▸ **YOUR ASSIGNMENT**
Retype every record that appears below, unchanged.

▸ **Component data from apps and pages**

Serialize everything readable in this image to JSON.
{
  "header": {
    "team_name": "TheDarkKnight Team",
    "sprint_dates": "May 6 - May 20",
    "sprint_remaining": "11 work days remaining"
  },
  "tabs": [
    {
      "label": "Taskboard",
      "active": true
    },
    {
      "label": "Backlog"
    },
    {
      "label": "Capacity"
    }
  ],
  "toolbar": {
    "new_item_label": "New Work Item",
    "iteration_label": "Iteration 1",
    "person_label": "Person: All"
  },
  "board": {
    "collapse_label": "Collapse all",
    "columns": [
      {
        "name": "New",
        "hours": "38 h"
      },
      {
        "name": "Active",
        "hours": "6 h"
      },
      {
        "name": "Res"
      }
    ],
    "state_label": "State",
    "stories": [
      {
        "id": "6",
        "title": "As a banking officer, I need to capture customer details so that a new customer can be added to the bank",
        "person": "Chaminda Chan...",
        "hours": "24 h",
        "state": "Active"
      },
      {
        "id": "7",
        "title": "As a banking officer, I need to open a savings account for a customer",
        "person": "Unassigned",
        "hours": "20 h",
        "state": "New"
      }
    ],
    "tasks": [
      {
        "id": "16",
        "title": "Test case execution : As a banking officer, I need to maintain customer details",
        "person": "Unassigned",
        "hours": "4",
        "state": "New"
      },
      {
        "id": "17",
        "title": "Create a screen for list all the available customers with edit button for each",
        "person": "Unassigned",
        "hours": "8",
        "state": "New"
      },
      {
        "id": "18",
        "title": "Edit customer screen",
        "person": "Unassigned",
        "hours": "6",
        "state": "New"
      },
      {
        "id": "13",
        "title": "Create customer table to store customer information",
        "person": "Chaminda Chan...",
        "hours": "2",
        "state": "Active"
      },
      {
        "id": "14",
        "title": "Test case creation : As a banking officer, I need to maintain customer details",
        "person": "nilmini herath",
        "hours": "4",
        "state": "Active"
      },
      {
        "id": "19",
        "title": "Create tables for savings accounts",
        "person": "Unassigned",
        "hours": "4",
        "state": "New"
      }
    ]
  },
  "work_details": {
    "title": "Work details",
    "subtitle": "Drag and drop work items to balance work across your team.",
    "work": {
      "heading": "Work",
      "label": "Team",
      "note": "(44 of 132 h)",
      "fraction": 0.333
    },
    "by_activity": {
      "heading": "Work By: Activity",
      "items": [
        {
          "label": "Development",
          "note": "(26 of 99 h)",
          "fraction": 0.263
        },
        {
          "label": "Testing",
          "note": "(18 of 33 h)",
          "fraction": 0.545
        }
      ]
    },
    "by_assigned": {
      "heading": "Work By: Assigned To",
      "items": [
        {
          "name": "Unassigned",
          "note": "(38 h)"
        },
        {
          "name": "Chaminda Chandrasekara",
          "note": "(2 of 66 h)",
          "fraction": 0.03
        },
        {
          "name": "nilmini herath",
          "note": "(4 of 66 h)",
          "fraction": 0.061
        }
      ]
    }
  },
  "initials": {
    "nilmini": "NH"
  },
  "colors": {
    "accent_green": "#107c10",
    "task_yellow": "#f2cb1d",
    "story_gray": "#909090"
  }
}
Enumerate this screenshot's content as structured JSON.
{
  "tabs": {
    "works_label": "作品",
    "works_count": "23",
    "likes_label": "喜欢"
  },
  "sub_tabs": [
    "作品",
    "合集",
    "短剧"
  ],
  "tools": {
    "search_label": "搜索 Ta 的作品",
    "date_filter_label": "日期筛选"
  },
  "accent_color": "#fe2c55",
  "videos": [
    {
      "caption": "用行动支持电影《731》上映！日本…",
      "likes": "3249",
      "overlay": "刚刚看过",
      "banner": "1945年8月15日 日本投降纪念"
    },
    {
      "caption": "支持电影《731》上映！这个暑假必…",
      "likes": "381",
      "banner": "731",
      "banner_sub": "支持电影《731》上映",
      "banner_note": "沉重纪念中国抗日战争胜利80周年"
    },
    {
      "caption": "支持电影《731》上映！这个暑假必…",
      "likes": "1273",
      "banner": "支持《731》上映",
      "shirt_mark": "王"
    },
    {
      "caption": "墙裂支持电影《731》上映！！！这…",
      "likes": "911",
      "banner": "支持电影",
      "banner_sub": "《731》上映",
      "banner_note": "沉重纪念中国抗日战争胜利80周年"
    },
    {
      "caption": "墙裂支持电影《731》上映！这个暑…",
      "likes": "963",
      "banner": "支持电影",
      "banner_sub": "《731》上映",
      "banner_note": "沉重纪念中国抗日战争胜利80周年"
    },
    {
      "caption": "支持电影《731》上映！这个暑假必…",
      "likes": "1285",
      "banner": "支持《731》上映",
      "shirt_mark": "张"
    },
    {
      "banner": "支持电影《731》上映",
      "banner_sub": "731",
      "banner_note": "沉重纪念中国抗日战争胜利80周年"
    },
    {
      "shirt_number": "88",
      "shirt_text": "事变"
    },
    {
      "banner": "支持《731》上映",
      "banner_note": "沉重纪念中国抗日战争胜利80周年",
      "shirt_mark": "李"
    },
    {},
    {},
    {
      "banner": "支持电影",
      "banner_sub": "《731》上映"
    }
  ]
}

▸ **EXERCISE OUTPUT**
Serialize everything readable in this image to JSON.
{
  "header": {
    "team_name": "TheDarkKnight Team",
    "sprint_dates": "May 6 - May 20",
    "sprint_remaining": "11 work days remaining"
  },
  "tabs": [
    {
      "label": "Taskboard",
      "active": true
    },
    {
      "label": "Backlog"
    },
    {
      "label": "Capacity"
    }
  ],
  "toolbar": {
    "new_item_label": "New Work Item",
    "iteration_label": "Iteration 1",
    "person_label": "Person: All"
  },
  "board": {
    "collapse_label": "Collapse all",
    "columns": [
      {
        "name": "New",
        "hours": "38 h"
      },
      {
        "name": "Active",
        "hours": "6 h"
      },
      {
        "name": "Res"
      }
    ],
    "state_label": "State",
    "stories": [
      {
        "id": "6",
        "title": "As a banking officer, I need to capture customer details so that a new customer can be added to the bank",
        "person": "Chaminda Chan...",
        "hours": "24 h",
        "state": "Active"
      },
      {
        "id": "7",
        "title": "As a banking officer, I need to open a savings account for a customer",
        "person": "Unassigned",
        "hours": "20 h",
        "state": "New"
      }
    ],
    "tasks": [
      {
        "id": "16",
        "title": "Test case execution : As a banking officer, I need to maintain customer details",
        "person": "Unassigned",
        "hours": "4",
        "state": "New"
      },
      {
        "id": "17",
        "title": "Create a screen for list all the available customers with edit button for each",
        "person": "Unassigned",
        "hours": "8",
        "state": "New"
      },
      {
        "id": "18",
        "title": "Edit customer screen",
        "person": "Unassigned",
        "hours": "6",
        "state": "New"
      },
      {
        "id": "13",
        "title": "Create customer table to store customer information",
        "person": "Chaminda Chan...",
        "hours": "2",
        "state": "Active"
      },
      {
        "id": "14",
        "title": "Test case creation : As a banking officer, I need to maintain customer details",
        "person": "nilmini herath",
        "hours": "4",
        "state": "Active"
      },
      {
        "id": "19",
        "title": "Create tables for savings accounts",
        "person": "Unassigned",
        "hours": "4",
        "state": "New"
      }
    ]
  },
  "work_details": {
    "title": "Work details",
    "subtitle": "Drag and drop work items to balance work across your team.",
    "work": {
      "heading": "Work",
      "label": "Team",
      "note": "(44 of 132 h)",
      "fraction": 0.333
    },
    "by_activity": {
      "heading": "Work By: Activity",
      "items": [
        {
          "label": "Development",
          "note": "(26 of 99 h)",
          "fraction": 0.263
        },
        {
          "label": "Testing",
          "note": "(18 of 33 h)",
          "fraction": 0.545
        }
      ]
    },
    "by_assigned": {
      "heading": "Work By: Assigned To",
      "items": [
        {
          "name": "Unassigned",
          "note": "(38 h)"
        },
        {
          "name": "Chaminda Chandrasekara",
          "note": "(2 of 66 h)",
          "fraction": 0.03
        },
        {
          "name": "nilmini herath",
          "note": "(4 of 66 h)",
          "fraction": 0.061
        }
      ]
    }
  },
  "initials": {
    "nilmini": "NH"
  },
  "colors": {
    "accent_green": "#107c10",
    "task_yellow": "#f2cb1d",
    "story_gray": "#909090"
  }
}
Enumerate this screenshot's content as structured JSON.
{
  "tabs": {
    "works_label": "作品",
    "works_count": "23",
    "likes_label": "喜欢"
  },
  "sub_tabs": [
    "作品",
    "合集",
    "短剧"
  ],
  "tools": {
    "search_label": "搜索 Ta 的作品",
    "date_filter_label": "日期筛选"
  },
  "accent_color": "#fe2c55",
  "videos": [
    {
      "caption": "用行动支持电影《731》上映！日本…",
      "likes": "3249",
      "overlay": "刚刚看过",
      "banner": "1945年8月15日 日本投降纪念"
    },
    {
      "caption": "支持电影《731》上映！这个暑假必…",
      "likes": "381",
      "banner": "731",
      "banner_sub": "支持电影《731》上映",
      "banner_note": "沉重纪念中国抗日战争胜利80周年"
    },
    {
      "caption": "支持电影《731》上映！这个暑假必…",
      "likes": "1273",
      "banner": "支持《731》上映",
      "shirt_mark": "王"
    },
    {
      "caption": "墙裂支持电影《731》上映！！！这…",
      "likes": "911",
      "banner": "支持电影",
      "banner_sub": "《731》上映",
      "banner_note": "沉重纪念中国抗日战争胜利80周年"
    },
    {
      "caption": "墙裂支持电影《731》上映！这个暑…",
      "likes": "963",
      "banner": "支持电影",
      "banner_sub": "《731》上映",
      "banner_note": "沉重纪念中国抗日战争胜利80周年"
    },
    {
      "caption": "支持电影《731》上映！这个暑假必…",
      "likes": "1285",
      "banner": "支持《731》上映",
      "shirt_mark": "张"
    },
    {
      "banner": "支持电影《731》上映",
      "banner_sub": "731",
      "banner_note": "沉重纪念中国抗日战争胜利80周年"
    },
    {
      "shirt_number": "88",
      "shirt_text": "事变"
    },
    {
      "banner": "支持《731》上映",
      "banner_note": "沉重纪念中国抗日战争胜利80周年",
      "shirt_mark": "李"
    },
    {},
    {},
    {
      "banner": "支持电影",
      "banner_sub": "《731》上映"
    }
  ]
}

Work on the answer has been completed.